### What is expected
Leave out the pictures, and retype the remaining data exactly.

━━ Extracted material

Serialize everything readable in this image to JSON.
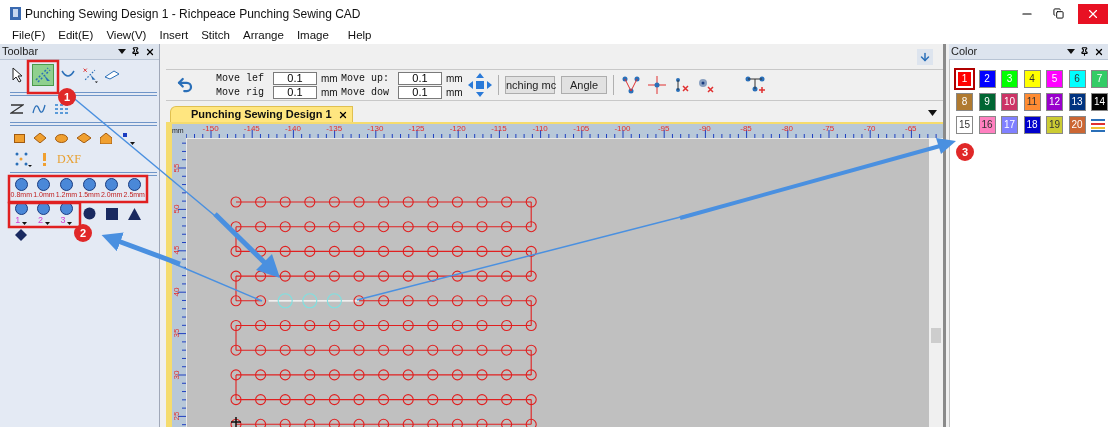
{
  "window": {
    "title": "Punching Sewing Design 1 - Richpeace Punching Sewing CAD"
  },
  "menu": [
    "File(F)",
    "Edit(E)",
    "View(V)",
    "Insert",
    "Stitch",
    "Arrange",
    "Image",
    "Help"
  ],
  "toolbar_panel": {
    "title": "Toolbar",
    "tools": [
      {
        "kind": "pointer",
        "selected": false
      },
      {
        "kind": "punch-line",
        "selected": true
      },
      {
        "kind": "curve",
        "selected": false
      },
      {
        "kind": "cross-line",
        "selected": false
      },
      {
        "kind": "eraser",
        "selected": false
      }
    ],
    "dxf_label": "DXF",
    "punch_sizes": [
      "0.8mm",
      "1.0mm",
      "1.2mm",
      "1.5mm",
      "2.0mm",
      "2.5mm"
    ],
    "punch_tools": [
      "1",
      "2",
      "3"
    ]
  },
  "move_fields": [
    {
      "label": "Move lef",
      "value": "0.1",
      "unit": "mm"
    },
    {
      "label": "Move up:",
      "value": "0.1",
      "unit": "mm"
    },
    {
      "label": "Move rig",
      "value": "0.1",
      "unit": "mm"
    },
    {
      "label": "Move dow",
      "value": "0.1",
      "unit": "mm"
    }
  ],
  "buttons": [
    "nching mc",
    "Angle"
  ],
  "tab": {
    "label": "Punching Sewing Design 1",
    "selected": true
  },
  "ruler": {
    "unit": "mm",
    "x_labels": [
      "-150",
      "-145",
      "-140",
      "-135",
      "-130",
      "-125",
      "-120",
      "-115",
      "-110",
      "-105",
      "-100",
      "-95",
      "-90",
      "-85",
      "-80",
      "-75",
      "-70",
      "-65"
    ],
    "y_labels": [
      "55",
      "50",
      "45",
      "40",
      "35",
      "30",
      "25"
    ]
  },
  "color_panel": {
    "title": "Color",
    "swatches": [
      {
        "label": "1",
        "color": "#ff0000",
        "selected": true
      },
      {
        "label": "2",
        "color": "#0000ff",
        "selected": false
      },
      {
        "label": "3",
        "color": "#00ff00",
        "selected": false
      },
      {
        "label": "4",
        "color": "#ffff00",
        "selected": false
      },
      {
        "label": "5",
        "color": "#ff00ff",
        "selected": false
      },
      {
        "label": "6",
        "color": "#00ffff",
        "selected": false
      },
      {
        "label": "7",
        "color": "#33cc66",
        "selected": false
      },
      {
        "label": "8",
        "color": "#b07a30",
        "selected": false
      },
      {
        "label": "9",
        "color": "#006633",
        "selected": false
      },
      {
        "label": "10",
        "color": "#cc3366",
        "selected": false
      },
      {
        "label": "11",
        "color": "#ff8c33",
        "selected": false
      },
      {
        "label": "12",
        "color": "#9900cc",
        "selected": false
      },
      {
        "label": "13",
        "color": "#003380",
        "selected": false
      },
      {
        "label": "14",
        "color": "#000000",
        "selected": false
      },
      {
        "label": "15",
        "color": "#ffffff",
        "selected": false
      },
      {
        "label": "16",
        "color": "#ff80c0",
        "selected": false
      },
      {
        "label": "17",
        "color": "#8080ff",
        "selected": false
      },
      {
        "label": "18",
        "color": "#0000cc",
        "selected": false
      },
      {
        "label": "19",
        "color": "#cccc33",
        "selected": false
      },
      {
        "label": "20",
        "color": "#cc6633",
        "selected": false
      }
    ]
  },
  "annotations": [
    "1",
    "2",
    "3"
  ]
}
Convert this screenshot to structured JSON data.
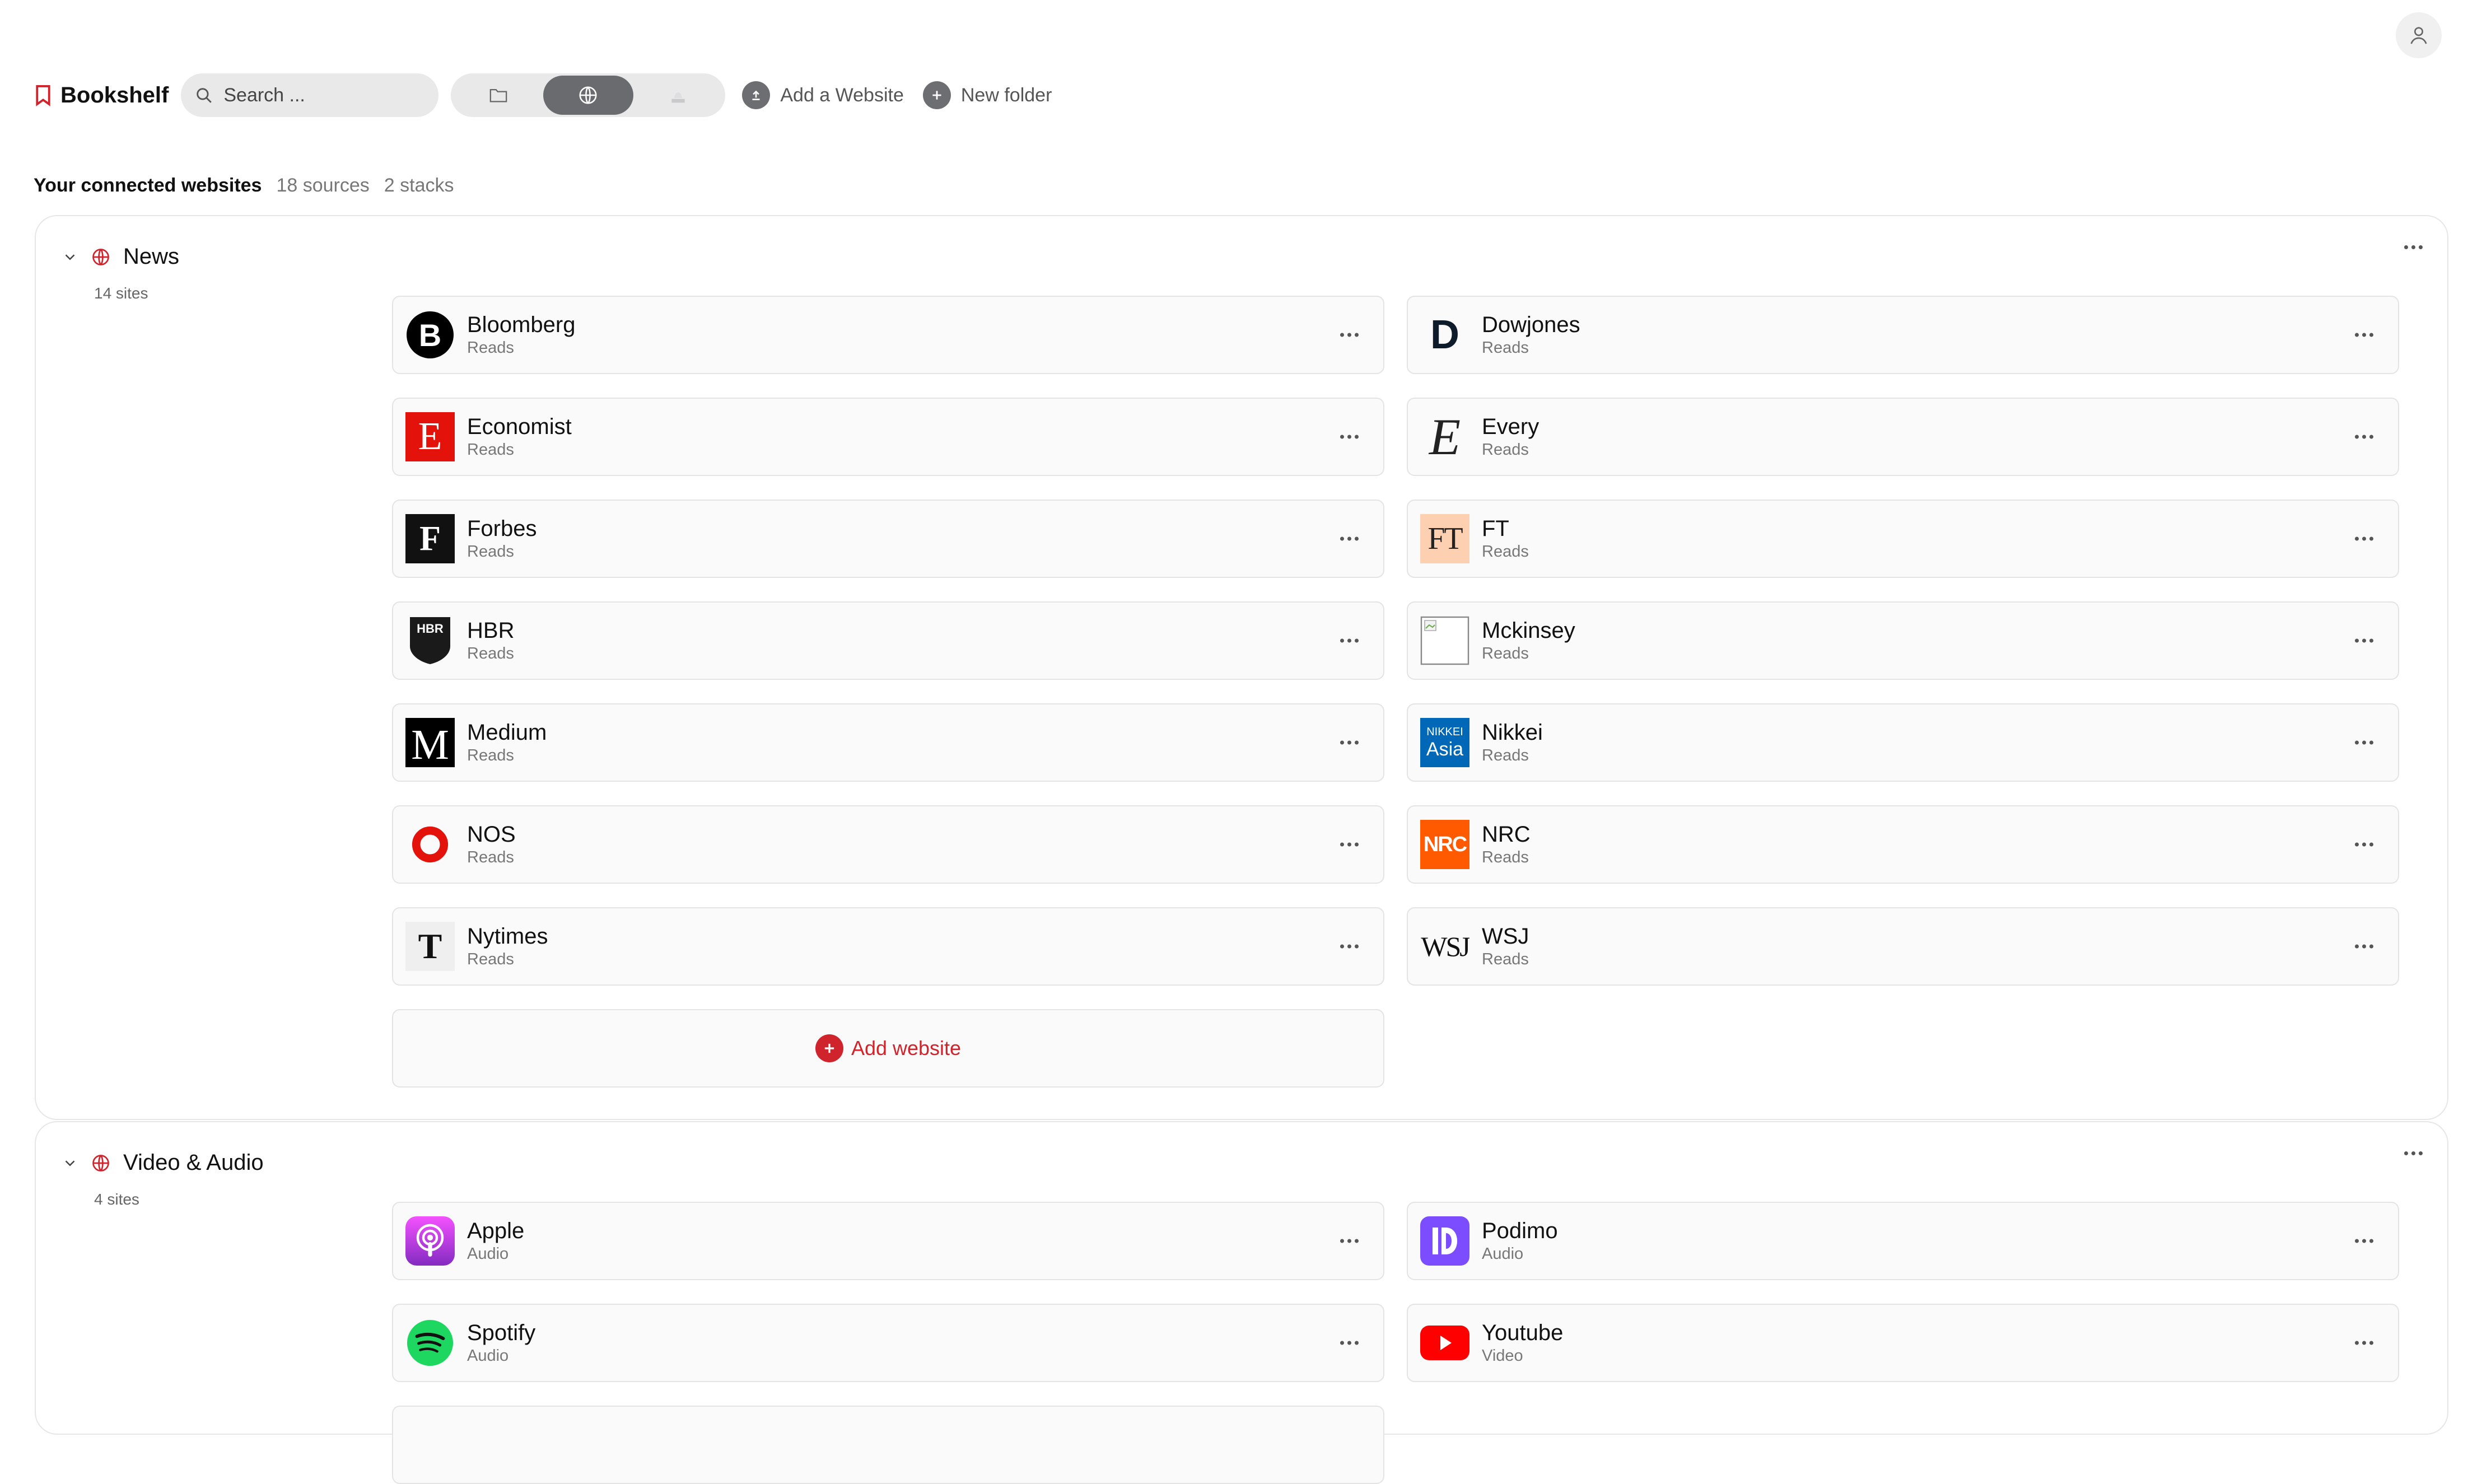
{
  "header": {
    "brand": "Bookshelf",
    "search_placeholder": "Search ...",
    "view_toggle": [
      "folder-view",
      "website-view",
      "stack-view"
    ],
    "add_website_label": "Add a Website",
    "new_folder_label": "New folder"
  },
  "summary": {
    "title": "Your connected websites",
    "sources": "18 sources",
    "stacks": "2 stacks"
  },
  "stacks": [
    {
      "name": "News",
      "count": "14 sites",
      "items": [
        {
          "name": "Bloomberg",
          "sub": "Reads"
        },
        {
          "name": "Dowjones",
          "sub": "Reads"
        },
        {
          "name": "Economist",
          "sub": "Reads"
        },
        {
          "name": "Every",
          "sub": "Reads"
        },
        {
          "name": "Forbes",
          "sub": "Reads"
        },
        {
          "name": "FT",
          "sub": "Reads"
        },
        {
          "name": "HBR",
          "sub": "Reads"
        },
        {
          "name": "Mckinsey",
          "sub": "Reads"
        },
        {
          "name": "Medium",
          "sub": "Reads"
        },
        {
          "name": "Nikkei",
          "sub": "Reads"
        },
        {
          "name": "NOS",
          "sub": "Reads"
        },
        {
          "name": "NRC",
          "sub": "Reads"
        },
        {
          "name": "Nytimes",
          "sub": "Reads"
        },
        {
          "name": "WSJ",
          "sub": "Reads"
        }
      ],
      "add_label": "Add website"
    },
    {
      "name": "Video & Audio",
      "count": "4 sites",
      "items": [
        {
          "name": "Apple",
          "sub": "Audio"
        },
        {
          "name": "Podimo",
          "sub": "Audio"
        },
        {
          "name": "Spotify",
          "sub": "Audio"
        },
        {
          "name": "Youtube",
          "sub": "Video"
        }
      ]
    }
  ],
  "logos": {
    "bloomberg": "B",
    "dowjones": "D",
    "economist": "E",
    "every": "E",
    "forbes": "F",
    "ft": "FT",
    "hbr": "HBR",
    "medium": "M",
    "nikkei_top": "NIKKEI",
    "nikkei_bottom": "Asia",
    "nrc": "NRC",
    "nytimes": "T",
    "wsj": "WSJ"
  },
  "colors": {
    "accent_red": "#d0242c",
    "economist_red": "#e3120b",
    "ft_salmon": "#fcd0b1",
    "nikkei_blue": "#0068b7",
    "nrc_orange": "#ff5a00",
    "spotify_green": "#1ed760",
    "youtube_red": "#ff0000",
    "podimo_purple": "#7c4dff",
    "apple_podcasts_purple": "#b150e2"
  }
}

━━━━

### Answer to the exercise
Serialize everything readable in this image to JSON.
{
  "window": {
    "title": "Punching Sewing Design 1 - Richpeace Punching Sewing CAD"
  },
  "menu": [
    "File(F)",
    "Edit(E)",
    "View(V)",
    "Insert",
    "Stitch",
    "Arrange",
    "Image",
    "Help"
  ],
  "toolbar_panel": {
    "title": "Toolbar",
    "tools": [
      {
        "kind": "pointer",
        "selected": false
      },
      {
        "kind": "punch-line",
        "selected": true
      },
      {
        "kind": "curve",
        "selected": false
      },
      {
        "kind": "cross-line",
        "selected": false
      },
      {
        "kind": "eraser",
        "selected": false
      }
    ],
    "dxf_label": "DXF",
    "punch_sizes": [
      "0.8mm",
      "1.0mm",
      "1.2mm",
      "1.5mm",
      "2.0mm",
      "2.5mm"
    ],
    "punch_tools": [
      "1",
      "2",
      "3"
    ]
  },
  "move_fields": [
    {
      "label": "Move lef",
      "value": "0.1",
      "unit": "mm"
    },
    {
      "label": "Move up:",
      "value": "0.1",
      "unit": "mm"
    },
    {
      "label": "Move rig",
      "value": "0.1",
      "unit": "mm"
    },
    {
      "label": "Move dow",
      "value": "0.1",
      "unit": "mm"
    }
  ],
  "buttons": [
    "nching mc",
    "Angle"
  ],
  "tab": {
    "label": "Punching Sewing Design 1",
    "selected": true
  },
  "ruler": {
    "unit": "mm",
    "x_labels": [
      "-150",
      "-145",
      "-140",
      "-135",
      "-130",
      "-125",
      "-120",
      "-115",
      "-110",
      "-105",
      "-100",
      "-95",
      "-90",
      "-85",
      "-80",
      "-75",
      "-70",
      "-65"
    ],
    "y_labels": [
      "55",
      "50",
      "45",
      "40",
      "35",
      "30",
      "25"
    ]
  },
  "color_panel": {
    "title": "Color",
    "swatches": [
      {
        "label": "1",
        "color": "#ff0000",
        "selected": true
      },
      {
        "label": "2",
        "color": "#0000ff",
        "selected": false
      },
      {
        "label": "3",
        "color": "#00ff00",
        "selected": false
      },
      {
        "label": "4",
        "color": "#ffff00",
        "selected": false
      },
      {
        "label": "5",
        "color": "#ff00ff",
        "selected": false
      },
      {
        "label": "6",
        "color": "#00ffff",
        "selected": false
      },
      {
        "label": "7",
        "color": "#33cc66",
        "selected": false
      },
      {
        "label": "8",
        "color": "#b07a30",
        "selected": false
      },
      {
        "label": "9",
        "color": "#006633",
        "selected": false
      },
      {
        "label": "10",
        "color": "#cc3366",
        "selected": false
      },
      {
        "label": "11",
        "color": "#ff8c33",
        "selected": false
      },
      {
        "label": "12",
        "color": "#9900cc",
        "selected": false
      },
      {
        "label": "13",
        "color": "#003380",
        "selected": false
      },
      {
        "label": "14",
        "color": "#000000",
        "selected": false
      },
      {
        "label": "15",
        "color": "#ffffff",
        "selected": false
      },
      {
        "label": "16",
        "color": "#ff80c0",
        "selected": false
      },
      {
        "label": "17",
        "color": "#8080ff",
        "selected": false
      },
      {
        "label": "18",
        "color": "#0000cc",
        "selected": false
      },
      {
        "label": "19",
        "color": "#cccc33",
        "selected": false
      },
      {
        "label": "20",
        "color": "#cc6633",
        "selected": false
      }
    ]
  },
  "annotations": [
    "1",
    "2",
    "3"
  ]
}
Convert this screenshot to structured JSON data.
{
  "header": {
    "brand": "Bookshelf",
    "search_placeholder": "Search ...",
    "view_toggle": [
      "folder-view",
      "website-view",
      "stack-view"
    ],
    "add_website_label": "Add a Website",
    "new_folder_label": "New folder"
  },
  "summary": {
    "title": "Your connected websites",
    "sources": "18 sources",
    "stacks": "2 stacks"
  },
  "stacks": [
    {
      "name": "News",
      "count": "14 sites",
      "items": [
        {
          "name": "Bloomberg",
          "sub": "Reads"
        },
        {
          "name": "Dowjones",
          "sub": "Reads"
        },
        {
          "name": "Economist",
          "sub": "Reads"
        },
        {
          "name": "Every",
          "sub": "Reads"
        },
        {
          "name": "Forbes",
          "sub": "Reads"
        },
        {
          "name": "FT",
          "sub": "Reads"
        },
        {
          "name": "HBR",
          "sub": "Reads"
        },
        {
          "name": "Mckinsey",
          "sub": "Reads"
        },
        {
          "name": "Medium",
          "sub": "Reads"
        },
        {
          "name": "Nikkei",
          "sub": "Reads"
        },
        {
          "name": "NOS",
          "sub": "Reads"
        },
        {
          "name": "NRC",
          "sub": "Reads"
        },
        {
          "name": "Nytimes",
          "sub": "Reads"
        },
        {
          "name": "WSJ",
          "sub": "Reads"
        }
      ],
      "add_label": "Add website"
    },
    {
      "name": "Video & Audio",
      "count": "4 sites",
      "items": [
        {
          "name": "Apple",
          "sub": "Audio"
        },
        {
          "name": "Podimo",
          "sub": "Audio"
        },
        {
          "name": "Spotify",
          "sub": "Audio"
        },
        {
          "name": "Youtube",
          "sub": "Video"
        }
      ]
    }
  ],
  "logos": {
    "bloomberg": "B",
    "dowjones": "D",
    "economist": "E",
    "every": "E",
    "forbes": "F",
    "ft": "FT",
    "hbr": "HBR",
    "medium": "M",
    "nikkei_top": "NIKKEI",
    "nikkei_bottom": "Asia",
    "nrc": "NRC",
    "nytimes": "T",
    "wsj": "WSJ"
  },
  "colors": {
    "accent_red": "#d0242c",
    "economist_red": "#e3120b",
    "ft_salmon": "#fcd0b1",
    "nikkei_blue": "#0068b7",
    "nrc_orange": "#ff5a00",
    "spotify_green": "#1ed760",
    "youtube_red": "#ff0000",
    "podimo_purple": "#7c4dff",
    "apple_podcasts_purple": "#b150e2"
  }
}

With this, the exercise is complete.